* Task instructions: Every line below that contains the word "sold" must be copied.

* Given records:
==*==
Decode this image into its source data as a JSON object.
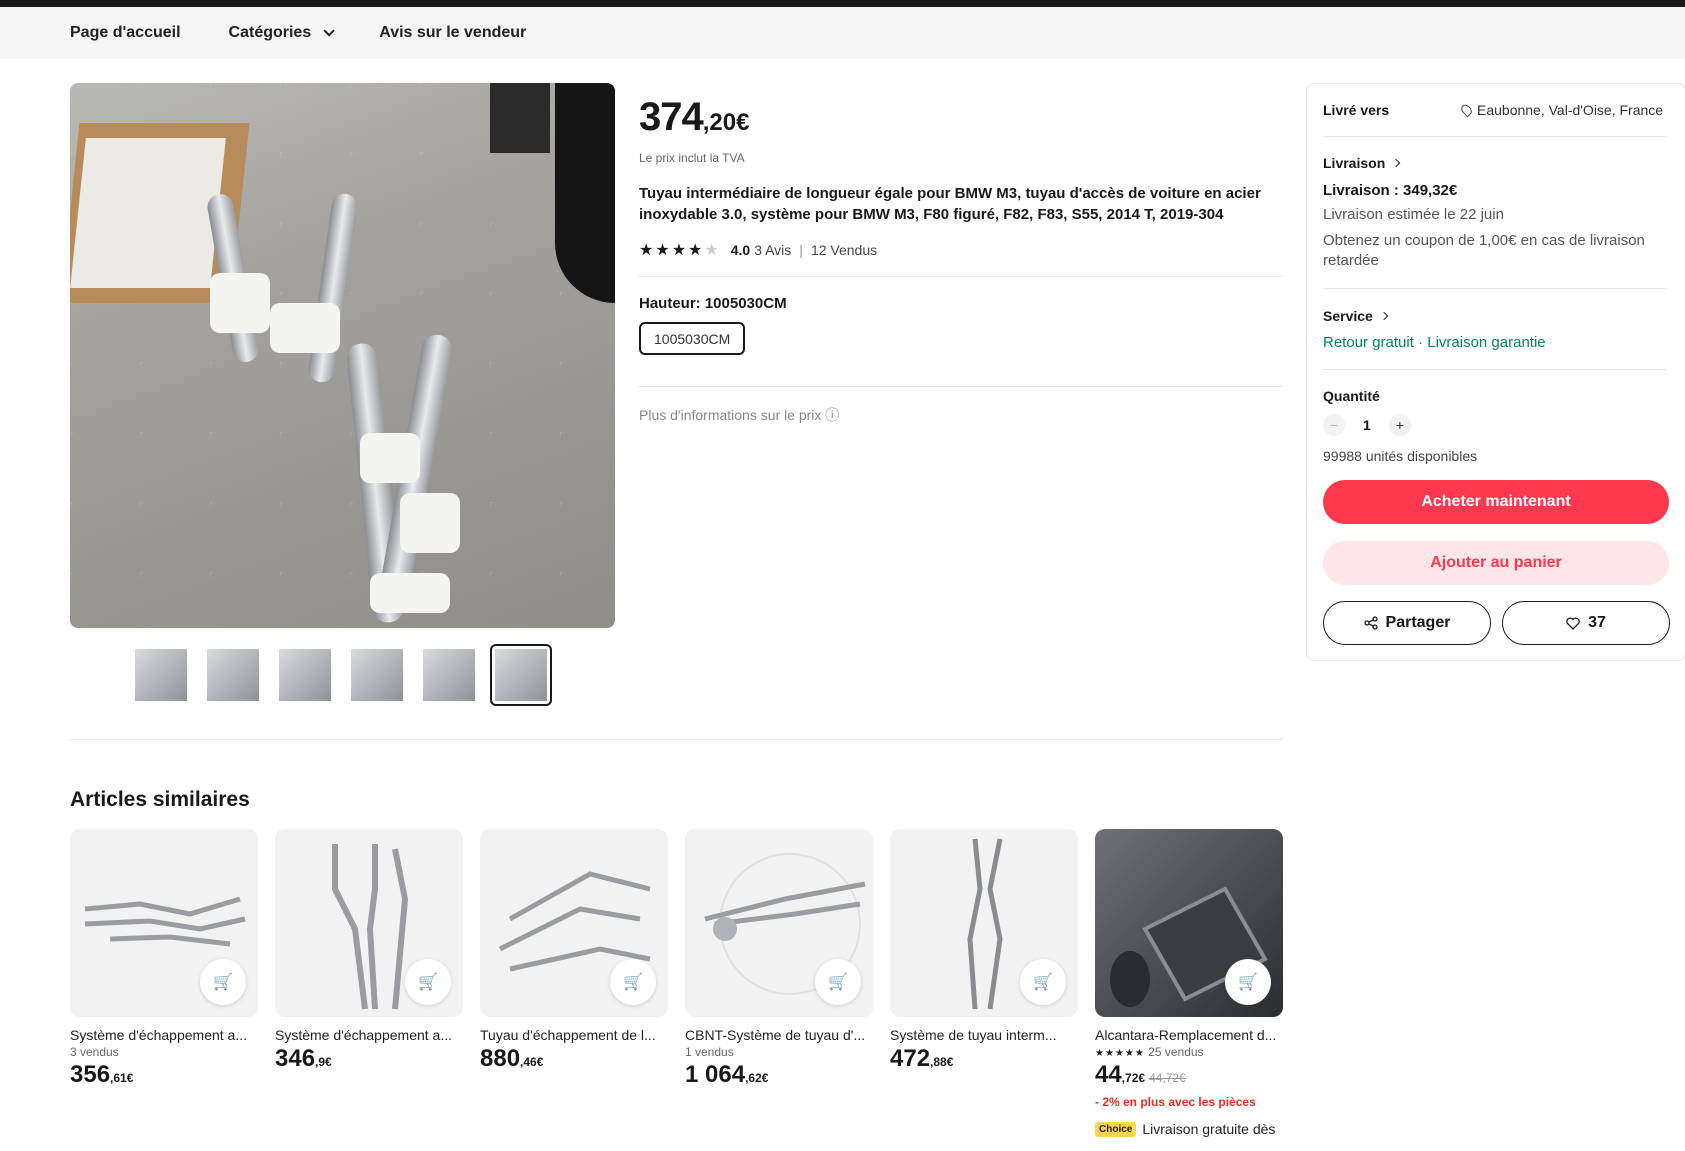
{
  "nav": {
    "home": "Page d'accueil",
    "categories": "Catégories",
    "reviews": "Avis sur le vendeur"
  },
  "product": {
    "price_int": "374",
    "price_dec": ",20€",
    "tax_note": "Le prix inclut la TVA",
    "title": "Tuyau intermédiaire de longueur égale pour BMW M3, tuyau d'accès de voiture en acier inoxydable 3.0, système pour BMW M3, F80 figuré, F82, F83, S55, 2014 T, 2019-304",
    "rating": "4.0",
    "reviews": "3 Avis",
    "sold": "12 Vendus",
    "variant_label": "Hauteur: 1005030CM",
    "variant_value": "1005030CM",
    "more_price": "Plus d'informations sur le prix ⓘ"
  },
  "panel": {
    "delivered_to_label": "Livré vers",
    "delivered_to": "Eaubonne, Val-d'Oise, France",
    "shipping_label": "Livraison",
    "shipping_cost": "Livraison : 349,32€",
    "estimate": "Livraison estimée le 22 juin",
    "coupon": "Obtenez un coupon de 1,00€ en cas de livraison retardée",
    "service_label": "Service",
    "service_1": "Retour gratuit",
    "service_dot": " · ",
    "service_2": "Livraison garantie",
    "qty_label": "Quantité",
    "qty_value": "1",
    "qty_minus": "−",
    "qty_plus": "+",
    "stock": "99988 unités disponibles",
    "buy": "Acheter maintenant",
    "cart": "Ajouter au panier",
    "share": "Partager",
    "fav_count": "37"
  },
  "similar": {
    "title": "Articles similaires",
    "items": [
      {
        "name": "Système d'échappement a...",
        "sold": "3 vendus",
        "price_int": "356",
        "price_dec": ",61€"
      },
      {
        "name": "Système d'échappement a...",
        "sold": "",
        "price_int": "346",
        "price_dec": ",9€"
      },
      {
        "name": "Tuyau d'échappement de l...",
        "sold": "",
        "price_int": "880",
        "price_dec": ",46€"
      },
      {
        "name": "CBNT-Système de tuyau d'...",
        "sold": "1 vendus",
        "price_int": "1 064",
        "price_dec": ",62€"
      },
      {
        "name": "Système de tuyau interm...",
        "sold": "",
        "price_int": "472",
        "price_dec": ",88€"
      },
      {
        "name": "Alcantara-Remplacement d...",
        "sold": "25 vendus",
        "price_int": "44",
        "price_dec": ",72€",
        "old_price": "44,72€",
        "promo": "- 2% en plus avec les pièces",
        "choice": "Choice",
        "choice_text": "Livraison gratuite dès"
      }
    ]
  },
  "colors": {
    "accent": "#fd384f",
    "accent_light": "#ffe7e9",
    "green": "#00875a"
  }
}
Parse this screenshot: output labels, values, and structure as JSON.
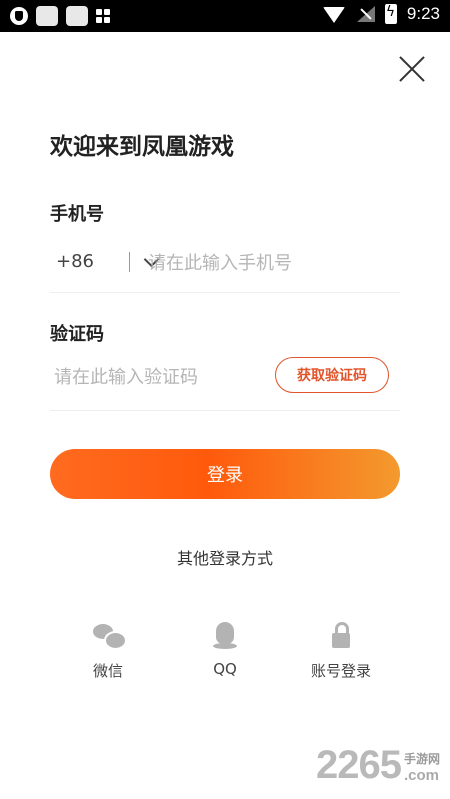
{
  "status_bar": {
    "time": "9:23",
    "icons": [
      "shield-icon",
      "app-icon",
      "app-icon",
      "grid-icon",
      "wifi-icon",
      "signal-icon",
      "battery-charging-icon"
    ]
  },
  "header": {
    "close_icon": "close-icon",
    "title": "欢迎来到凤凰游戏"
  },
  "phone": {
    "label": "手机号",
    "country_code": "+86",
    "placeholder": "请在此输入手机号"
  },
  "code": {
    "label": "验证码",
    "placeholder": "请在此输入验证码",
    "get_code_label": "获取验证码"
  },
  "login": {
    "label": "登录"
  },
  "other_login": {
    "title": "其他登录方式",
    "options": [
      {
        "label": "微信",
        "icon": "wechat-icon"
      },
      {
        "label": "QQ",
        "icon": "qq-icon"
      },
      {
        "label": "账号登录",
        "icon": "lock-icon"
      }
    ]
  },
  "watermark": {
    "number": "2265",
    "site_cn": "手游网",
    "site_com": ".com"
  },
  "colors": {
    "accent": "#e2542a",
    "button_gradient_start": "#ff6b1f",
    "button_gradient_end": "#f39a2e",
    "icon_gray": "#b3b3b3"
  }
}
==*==
* Result below:
    "sold": "12 Vendus",
        "sold": "3 vendus",
        "sold": "",
        "sold": "",
        "sold": "1 vendus",
        "sold": "",
        "sold": "25 vendus",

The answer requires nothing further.